**EXERCISE AIM:** From the entries below, copy out every line with "glyph" in it.

(DATASET EXCERPTS begins)

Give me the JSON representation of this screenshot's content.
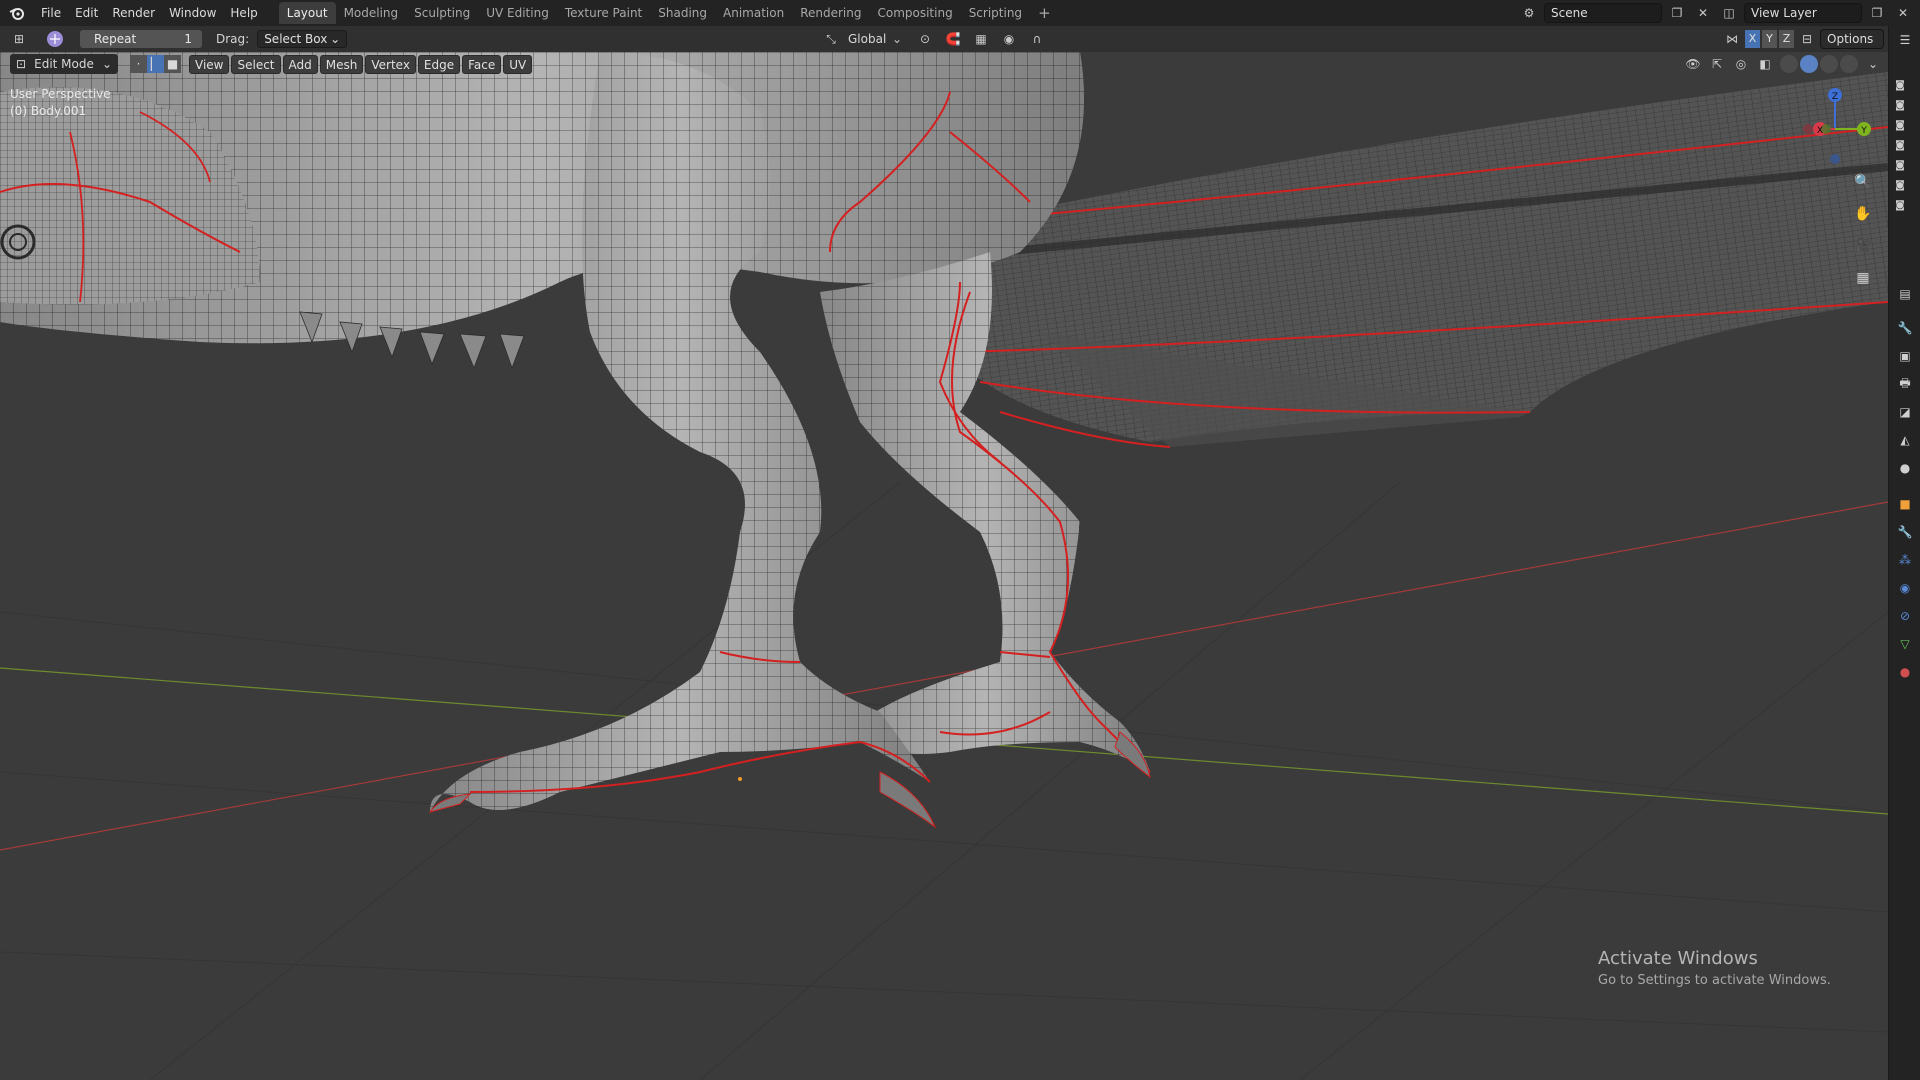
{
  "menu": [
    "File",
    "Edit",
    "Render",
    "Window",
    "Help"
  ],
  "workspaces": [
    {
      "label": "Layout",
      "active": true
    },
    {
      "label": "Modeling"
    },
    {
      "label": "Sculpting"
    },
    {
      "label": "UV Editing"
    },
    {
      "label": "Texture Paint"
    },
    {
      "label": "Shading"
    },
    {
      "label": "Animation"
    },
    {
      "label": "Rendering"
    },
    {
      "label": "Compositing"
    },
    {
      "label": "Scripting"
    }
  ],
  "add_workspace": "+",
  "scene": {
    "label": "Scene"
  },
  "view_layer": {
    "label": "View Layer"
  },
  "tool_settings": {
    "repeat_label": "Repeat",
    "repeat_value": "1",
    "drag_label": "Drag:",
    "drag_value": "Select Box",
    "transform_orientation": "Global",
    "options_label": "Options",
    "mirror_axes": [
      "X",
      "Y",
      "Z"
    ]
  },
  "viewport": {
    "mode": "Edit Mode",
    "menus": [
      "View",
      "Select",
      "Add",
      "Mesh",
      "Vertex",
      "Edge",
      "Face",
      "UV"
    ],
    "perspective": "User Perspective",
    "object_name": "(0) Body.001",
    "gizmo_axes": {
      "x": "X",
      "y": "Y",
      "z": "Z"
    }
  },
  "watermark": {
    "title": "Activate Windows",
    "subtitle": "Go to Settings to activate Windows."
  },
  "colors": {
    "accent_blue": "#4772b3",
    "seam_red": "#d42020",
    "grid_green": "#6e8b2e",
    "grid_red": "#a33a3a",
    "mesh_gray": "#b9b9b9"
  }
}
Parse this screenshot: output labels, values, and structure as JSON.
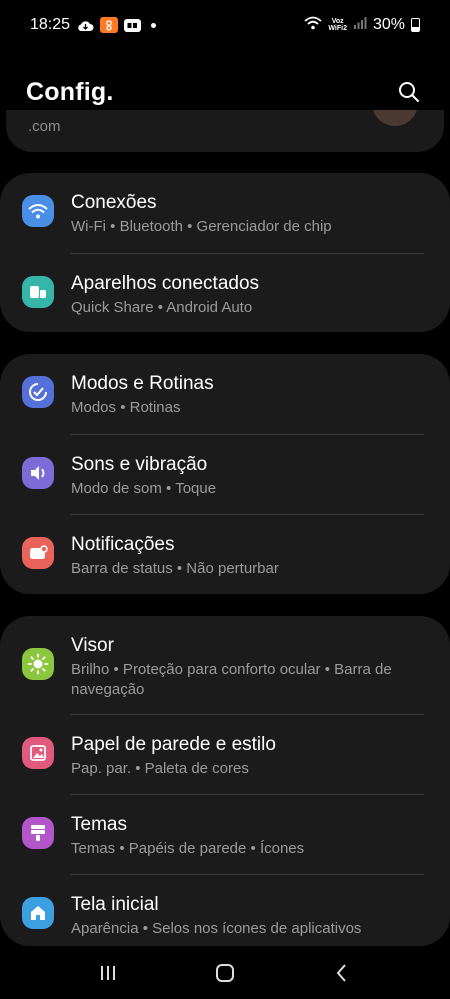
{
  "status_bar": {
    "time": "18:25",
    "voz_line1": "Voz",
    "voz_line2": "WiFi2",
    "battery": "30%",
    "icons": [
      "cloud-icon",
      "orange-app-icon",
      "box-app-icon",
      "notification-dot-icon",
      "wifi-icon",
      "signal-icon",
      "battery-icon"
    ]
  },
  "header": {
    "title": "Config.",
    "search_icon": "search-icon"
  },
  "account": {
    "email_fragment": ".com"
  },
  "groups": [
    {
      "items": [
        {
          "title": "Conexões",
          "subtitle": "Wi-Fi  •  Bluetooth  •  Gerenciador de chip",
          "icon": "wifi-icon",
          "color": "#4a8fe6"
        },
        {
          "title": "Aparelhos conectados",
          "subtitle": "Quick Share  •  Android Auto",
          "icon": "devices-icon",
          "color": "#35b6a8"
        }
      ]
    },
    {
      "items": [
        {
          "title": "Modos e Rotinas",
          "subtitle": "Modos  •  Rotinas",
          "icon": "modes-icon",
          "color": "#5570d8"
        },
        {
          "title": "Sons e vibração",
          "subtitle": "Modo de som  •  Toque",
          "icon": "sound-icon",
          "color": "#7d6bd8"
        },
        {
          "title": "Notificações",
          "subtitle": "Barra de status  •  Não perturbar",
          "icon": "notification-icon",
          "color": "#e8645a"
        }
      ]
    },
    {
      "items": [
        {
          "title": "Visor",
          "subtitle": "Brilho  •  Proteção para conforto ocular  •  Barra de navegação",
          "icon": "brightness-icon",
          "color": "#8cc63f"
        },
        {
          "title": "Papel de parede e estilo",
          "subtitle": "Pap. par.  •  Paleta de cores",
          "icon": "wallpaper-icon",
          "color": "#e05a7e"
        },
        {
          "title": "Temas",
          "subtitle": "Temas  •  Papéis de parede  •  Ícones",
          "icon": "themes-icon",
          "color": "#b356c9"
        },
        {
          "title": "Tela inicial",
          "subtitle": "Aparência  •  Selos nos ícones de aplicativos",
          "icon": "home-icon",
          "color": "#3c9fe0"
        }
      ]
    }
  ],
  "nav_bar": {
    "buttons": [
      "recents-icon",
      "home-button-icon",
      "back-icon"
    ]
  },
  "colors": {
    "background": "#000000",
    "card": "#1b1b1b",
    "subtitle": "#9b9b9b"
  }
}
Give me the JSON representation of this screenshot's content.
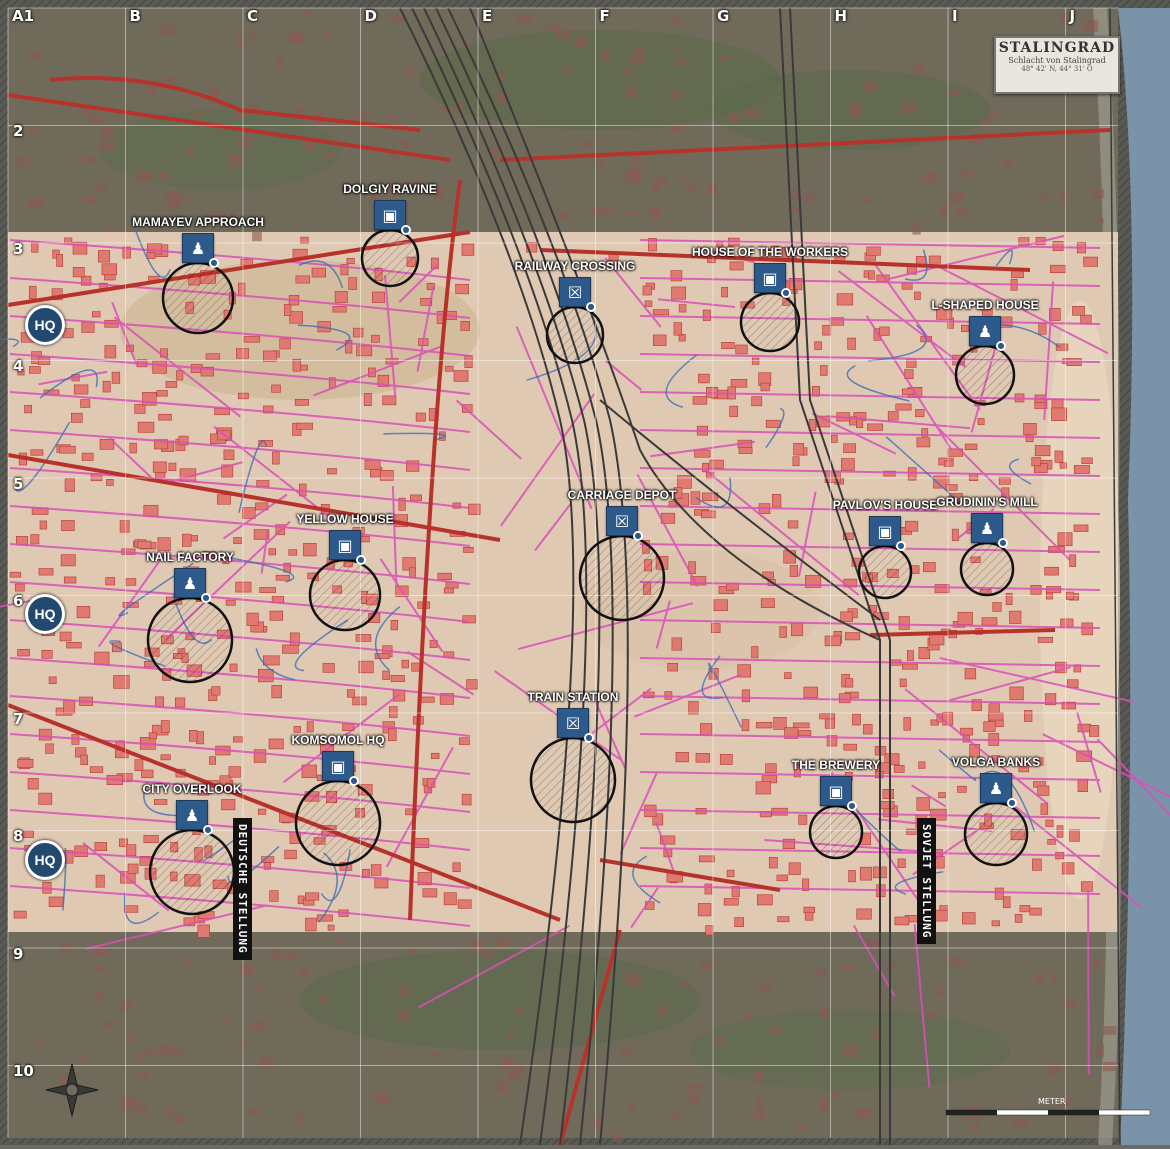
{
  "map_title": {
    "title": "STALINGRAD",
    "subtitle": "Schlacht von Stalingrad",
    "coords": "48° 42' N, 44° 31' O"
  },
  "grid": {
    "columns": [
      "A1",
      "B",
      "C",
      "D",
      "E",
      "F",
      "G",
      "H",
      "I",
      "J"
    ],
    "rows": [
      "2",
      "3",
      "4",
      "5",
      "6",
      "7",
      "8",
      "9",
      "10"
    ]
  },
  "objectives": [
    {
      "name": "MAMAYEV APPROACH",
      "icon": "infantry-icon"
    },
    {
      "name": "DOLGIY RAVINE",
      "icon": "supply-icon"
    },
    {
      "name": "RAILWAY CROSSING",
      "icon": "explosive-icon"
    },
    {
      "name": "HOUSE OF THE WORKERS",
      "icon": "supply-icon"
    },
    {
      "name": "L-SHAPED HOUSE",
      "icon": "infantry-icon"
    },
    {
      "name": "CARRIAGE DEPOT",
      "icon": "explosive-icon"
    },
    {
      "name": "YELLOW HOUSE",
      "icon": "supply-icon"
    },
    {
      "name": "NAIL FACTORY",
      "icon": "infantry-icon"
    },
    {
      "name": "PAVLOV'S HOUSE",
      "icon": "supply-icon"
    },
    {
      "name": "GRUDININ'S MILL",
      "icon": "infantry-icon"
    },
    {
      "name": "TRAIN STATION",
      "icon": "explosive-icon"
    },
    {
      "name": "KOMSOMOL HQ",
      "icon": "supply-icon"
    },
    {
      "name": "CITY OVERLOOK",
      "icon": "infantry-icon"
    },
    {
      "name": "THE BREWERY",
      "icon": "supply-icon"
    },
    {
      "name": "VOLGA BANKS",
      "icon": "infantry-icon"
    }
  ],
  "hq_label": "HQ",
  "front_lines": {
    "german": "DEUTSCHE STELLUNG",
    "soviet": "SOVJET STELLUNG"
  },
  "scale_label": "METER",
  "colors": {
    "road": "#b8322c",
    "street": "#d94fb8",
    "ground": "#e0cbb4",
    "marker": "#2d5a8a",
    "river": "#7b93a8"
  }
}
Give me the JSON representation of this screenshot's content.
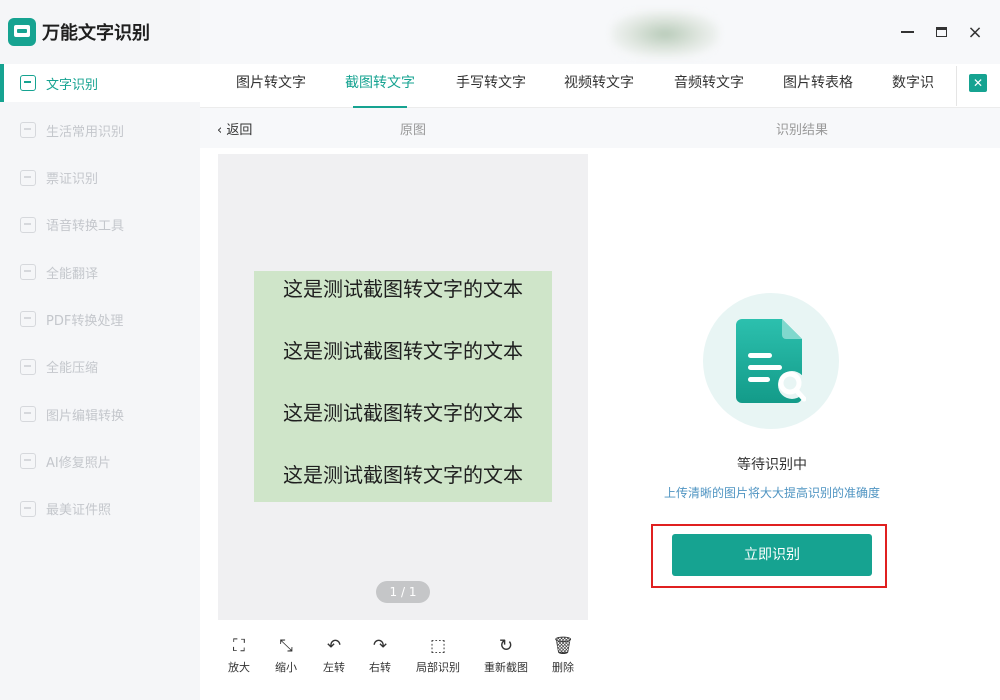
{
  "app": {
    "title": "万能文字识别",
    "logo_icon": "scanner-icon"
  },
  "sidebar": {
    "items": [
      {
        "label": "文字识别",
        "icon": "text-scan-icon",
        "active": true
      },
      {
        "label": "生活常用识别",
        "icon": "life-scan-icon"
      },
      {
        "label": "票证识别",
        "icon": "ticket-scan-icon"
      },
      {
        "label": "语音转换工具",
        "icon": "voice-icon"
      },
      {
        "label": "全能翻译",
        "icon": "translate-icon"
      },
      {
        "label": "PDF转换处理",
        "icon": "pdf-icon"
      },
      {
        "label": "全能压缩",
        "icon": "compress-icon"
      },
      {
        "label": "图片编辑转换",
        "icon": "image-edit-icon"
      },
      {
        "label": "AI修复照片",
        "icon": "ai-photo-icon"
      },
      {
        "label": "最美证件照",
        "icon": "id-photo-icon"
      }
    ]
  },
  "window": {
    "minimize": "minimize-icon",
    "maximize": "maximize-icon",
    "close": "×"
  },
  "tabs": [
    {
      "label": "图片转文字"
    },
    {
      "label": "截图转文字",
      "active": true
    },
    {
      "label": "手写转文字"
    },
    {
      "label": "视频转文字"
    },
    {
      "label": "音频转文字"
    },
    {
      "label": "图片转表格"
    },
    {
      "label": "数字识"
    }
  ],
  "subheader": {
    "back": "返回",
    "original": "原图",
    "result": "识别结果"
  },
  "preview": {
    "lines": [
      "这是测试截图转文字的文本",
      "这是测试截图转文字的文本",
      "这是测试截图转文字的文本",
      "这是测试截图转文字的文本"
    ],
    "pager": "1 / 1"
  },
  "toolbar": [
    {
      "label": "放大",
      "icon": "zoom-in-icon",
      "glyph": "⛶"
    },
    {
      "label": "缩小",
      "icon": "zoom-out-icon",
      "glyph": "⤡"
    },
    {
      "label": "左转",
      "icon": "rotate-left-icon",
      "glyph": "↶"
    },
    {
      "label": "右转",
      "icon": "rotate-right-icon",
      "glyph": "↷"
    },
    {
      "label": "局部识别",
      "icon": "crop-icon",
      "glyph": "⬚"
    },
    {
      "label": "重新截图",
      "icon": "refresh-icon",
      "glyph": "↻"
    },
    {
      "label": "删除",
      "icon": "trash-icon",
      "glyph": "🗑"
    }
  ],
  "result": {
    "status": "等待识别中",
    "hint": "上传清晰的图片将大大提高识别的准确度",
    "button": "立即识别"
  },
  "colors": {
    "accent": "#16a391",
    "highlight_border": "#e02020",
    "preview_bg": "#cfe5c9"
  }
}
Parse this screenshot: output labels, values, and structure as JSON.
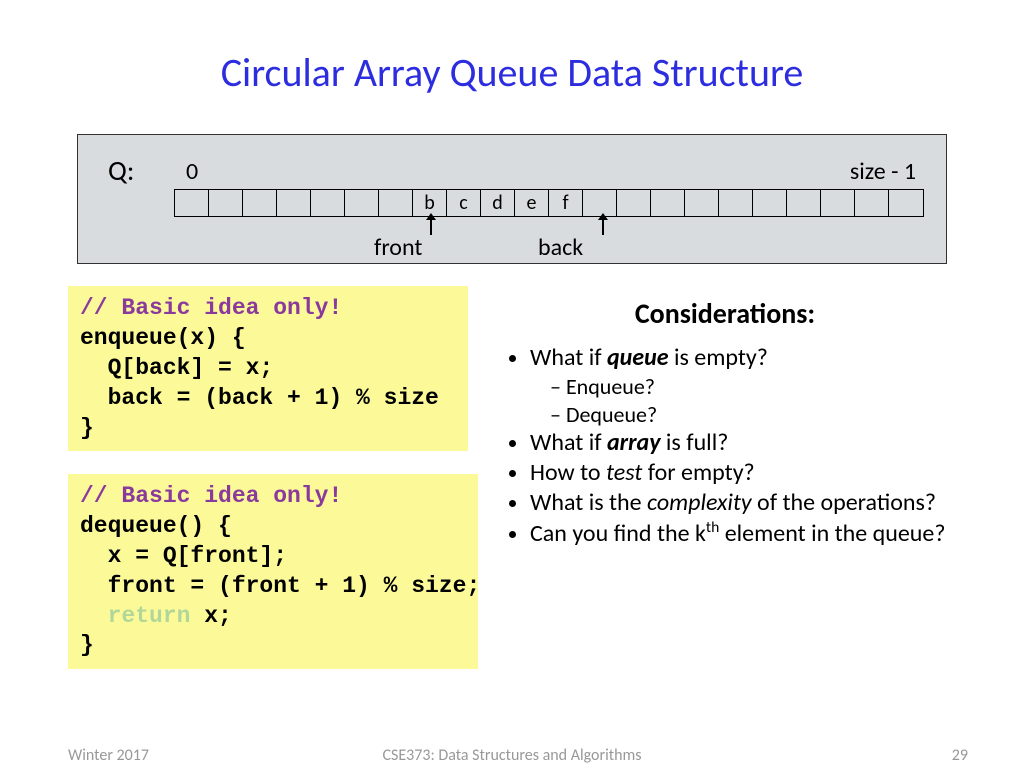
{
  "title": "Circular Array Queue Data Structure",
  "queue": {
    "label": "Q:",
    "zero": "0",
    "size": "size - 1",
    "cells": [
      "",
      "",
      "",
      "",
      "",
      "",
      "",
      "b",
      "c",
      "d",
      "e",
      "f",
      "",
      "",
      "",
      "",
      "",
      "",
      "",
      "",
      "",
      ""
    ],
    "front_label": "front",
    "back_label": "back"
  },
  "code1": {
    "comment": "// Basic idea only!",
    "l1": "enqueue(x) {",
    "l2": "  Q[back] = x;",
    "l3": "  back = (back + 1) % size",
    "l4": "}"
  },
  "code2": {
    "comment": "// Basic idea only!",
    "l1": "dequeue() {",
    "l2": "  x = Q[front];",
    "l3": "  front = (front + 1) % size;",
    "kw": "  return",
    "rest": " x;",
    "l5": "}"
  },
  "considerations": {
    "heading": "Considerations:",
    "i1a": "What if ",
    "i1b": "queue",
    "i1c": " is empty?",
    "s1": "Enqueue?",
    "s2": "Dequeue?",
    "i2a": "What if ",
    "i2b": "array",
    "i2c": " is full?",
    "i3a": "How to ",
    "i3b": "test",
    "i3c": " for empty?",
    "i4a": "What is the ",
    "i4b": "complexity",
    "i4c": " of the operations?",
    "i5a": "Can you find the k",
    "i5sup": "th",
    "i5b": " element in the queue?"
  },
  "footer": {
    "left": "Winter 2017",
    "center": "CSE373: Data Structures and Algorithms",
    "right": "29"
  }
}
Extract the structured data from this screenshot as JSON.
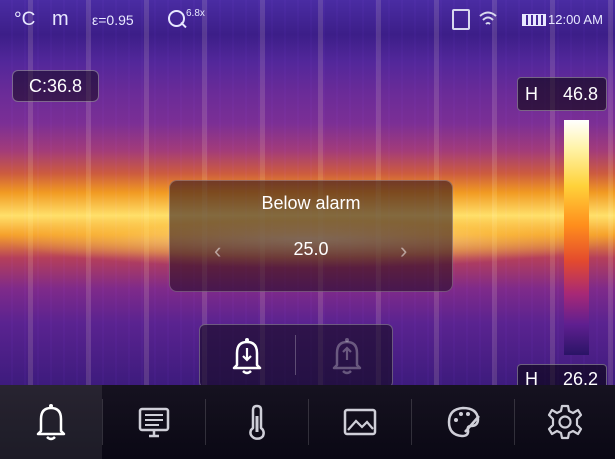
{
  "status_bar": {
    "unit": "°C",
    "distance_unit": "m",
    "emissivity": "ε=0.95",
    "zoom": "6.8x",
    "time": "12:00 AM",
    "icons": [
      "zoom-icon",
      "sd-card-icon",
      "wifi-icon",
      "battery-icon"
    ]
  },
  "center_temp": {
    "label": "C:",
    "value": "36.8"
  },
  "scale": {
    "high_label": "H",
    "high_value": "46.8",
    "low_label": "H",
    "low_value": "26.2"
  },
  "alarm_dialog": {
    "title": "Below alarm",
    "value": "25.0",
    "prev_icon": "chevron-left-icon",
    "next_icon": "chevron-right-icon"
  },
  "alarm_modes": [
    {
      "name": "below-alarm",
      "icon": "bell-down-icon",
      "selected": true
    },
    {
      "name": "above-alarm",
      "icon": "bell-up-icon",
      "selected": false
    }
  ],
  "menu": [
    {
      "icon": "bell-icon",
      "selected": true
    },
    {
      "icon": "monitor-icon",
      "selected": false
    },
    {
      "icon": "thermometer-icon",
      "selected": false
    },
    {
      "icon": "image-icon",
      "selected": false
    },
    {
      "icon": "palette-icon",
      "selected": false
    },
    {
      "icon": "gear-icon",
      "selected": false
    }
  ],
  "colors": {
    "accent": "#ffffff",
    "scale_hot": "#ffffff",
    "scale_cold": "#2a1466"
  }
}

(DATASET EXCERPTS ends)

**EXERCISE ANSWER:**
      "glyph": "⛶"
      "glyph": "⤡"
      "glyph": "↶"
      "glyph": "↷"
      "glyph": "⬚"
      "glyph": "↻"
      "glyph": "🗑"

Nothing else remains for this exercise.